◆ **EXERCISE OBJECTIVE**: Omit images. Retype all entries verbatim.
--------
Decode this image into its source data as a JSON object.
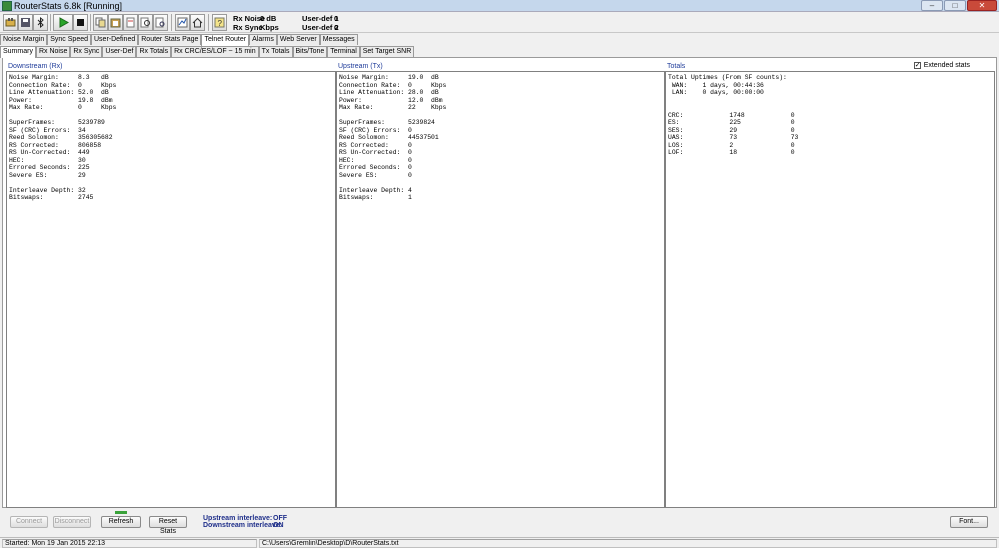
{
  "window": {
    "title": "RouterStats 6.8k  [Running]"
  },
  "toolbar": {
    "rx_noise_label": "Rx Noise",
    "rx_noise_value": "0 dB",
    "rx_sync_label": "Rx Sync",
    "rx_sync_value": "Kbps",
    "user_def1_label": "User-def 1",
    "user_def1_value": "0",
    "user_def2_label": "User-def 2",
    "user_def2_value": "0"
  },
  "tabs_row1": [
    "Noise Margin",
    "Sync Speed",
    "User-Defined",
    "Router Stats Page",
    "Telnet Router",
    "Alarms",
    "Web Server",
    "Messages"
  ],
  "tabs_row2": [
    "Summary",
    "Rx Noise",
    "Rx Sync",
    "User-Def",
    "Rx  Totals",
    "Rx CRC/ES/LOF ~ 15 min",
    "Tx  Totals",
    "Bits/Tone",
    "Terminal",
    "Set Target SNR"
  ],
  "columns": {
    "downstream": "Downstream (Rx)",
    "upstream": "Upstream (Tx)",
    "totals": "Totals"
  },
  "extended_stats": {
    "label": "Extended stats",
    "checked": "✓"
  },
  "downstream_text": "Noise Margin:     8.3   dB\nConnection Rate:  0     Kbps\nLine Attenuation: 52.0  dB\nPower:            19.8  dBm\nMax Rate:         0     Kbps\n\nSuperFrames:      5239789\nSF (CRC) Errors:  34\nReed Solomon:     356305682\nRS Corrected:     806858\nRS Un-Corrected:  449\nHEC:              30\nErrored Seconds:  225\nSevere ES:        29\n\nInterleave Depth: 32\nBitswaps:         2745",
  "upstream_text": "Noise Margin:     19.0  dB\nConnection Rate:  0     Kbps\nLine Attenuation: 28.0  dB\nPower:            12.0  dBm\nMax Rate:         22    Kbps\n\nSuperFrames:      5239824\nSF (CRC) Errors:  0\nReed Solomon:     44537501\nRS Corrected:     0\nRS Un-Corrected:  0\nHEC:              0\nErrored Seconds:  0\nSevere ES:        0\n\nInterleave Depth: 4\nBitswaps:         1",
  "totals_text": "Total Uptimes (From SF counts):\n WAN:    1 days, 00:44:36\n LAN:    0 days, 00:00:00\n\n\nCRC:            1748            0\nES:             225             0\nSES:            29              0\nUAS:            73              73\nLOS:            2               0\nLOF:            18              0",
  "buttons": {
    "connect": "Connect",
    "disconnect": "Disconnect",
    "refresh": "Refresh",
    "reset_stats": "Reset Stats",
    "font": "Font..."
  },
  "interleave": {
    "upstream_label": "Upstream interleave:",
    "upstream_value": "OFF",
    "downstream_label": "Downstream interleave:",
    "downstream_value": "ON"
  },
  "status": {
    "started": "Started: Mon 19 Jan 2015   22:13",
    "path": "C:\\Users\\Gremlin\\Desktop\\D\\RouterStats.txt"
  }
}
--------
◆ **RESULT OF THE EXERCISE**:
Decode this image into its source data as a JSON object.
{
  "window": {
    "title": "RouterStats 6.8k  [Running]"
  },
  "toolbar": {
    "rx_noise_label": "Rx Noise",
    "rx_noise_value": "0 dB",
    "rx_sync_label": "Rx Sync",
    "rx_sync_value": "Kbps",
    "user_def1_label": "User-def 1",
    "user_def1_value": "0",
    "user_def2_label": "User-def 2",
    "user_def2_value": "0"
  },
  "tabs_row1": [
    "Noise Margin",
    "Sync Speed",
    "User-Defined",
    "Router Stats Page",
    "Telnet Router",
    "Alarms",
    "Web Server",
    "Messages"
  ],
  "tabs_row2": [
    "Summary",
    "Rx Noise",
    "Rx Sync",
    "User-Def",
    "Rx  Totals",
    "Rx CRC/ES/LOF ~ 15 min",
    "Tx  Totals",
    "Bits/Tone",
    "Terminal",
    "Set Target SNR"
  ],
  "columns": {
    "downstream": "Downstream (Rx)",
    "upstream": "Upstream (Tx)",
    "totals": "Totals"
  },
  "extended_stats": {
    "label": "Extended stats",
    "checked": "✓"
  },
  "downstream_text": "Noise Margin:     8.3   dB\nConnection Rate:  0     Kbps\nLine Attenuation: 52.0  dB\nPower:            19.8  dBm\nMax Rate:         0     Kbps\n\nSuperFrames:      5239789\nSF (CRC) Errors:  34\nReed Solomon:     356305682\nRS Corrected:     806858\nRS Un-Corrected:  449\nHEC:              30\nErrored Seconds:  225\nSevere ES:        29\n\nInterleave Depth: 32\nBitswaps:         2745",
  "upstream_text": "Noise Margin:     19.0  dB\nConnection Rate:  0     Kbps\nLine Attenuation: 28.0  dB\nPower:            12.0  dBm\nMax Rate:         22    Kbps\n\nSuperFrames:      5239824\nSF (CRC) Errors:  0\nReed Solomon:     44537501\nRS Corrected:     0\nRS Un-Corrected:  0\nHEC:              0\nErrored Seconds:  0\nSevere ES:        0\n\nInterleave Depth: 4\nBitswaps:         1",
  "totals_text": "Total Uptimes (From SF counts):\n WAN:    1 days, 00:44:36\n LAN:    0 days, 00:00:00\n\n\nCRC:            1748            0\nES:             225             0\nSES:            29              0\nUAS:            73              73\nLOS:            2               0\nLOF:            18              0",
  "buttons": {
    "connect": "Connect",
    "disconnect": "Disconnect",
    "refresh": "Refresh",
    "reset_stats": "Reset Stats",
    "font": "Font..."
  },
  "interleave": {
    "upstream_label": "Upstream interleave:",
    "upstream_value": "OFF",
    "downstream_label": "Downstream interleave:",
    "downstream_value": "ON"
  },
  "status": {
    "started": "Started: Mon 19 Jan 2015   22:13",
    "path": "C:\\Users\\Gremlin\\Desktop\\D\\RouterStats.txt"
  }
}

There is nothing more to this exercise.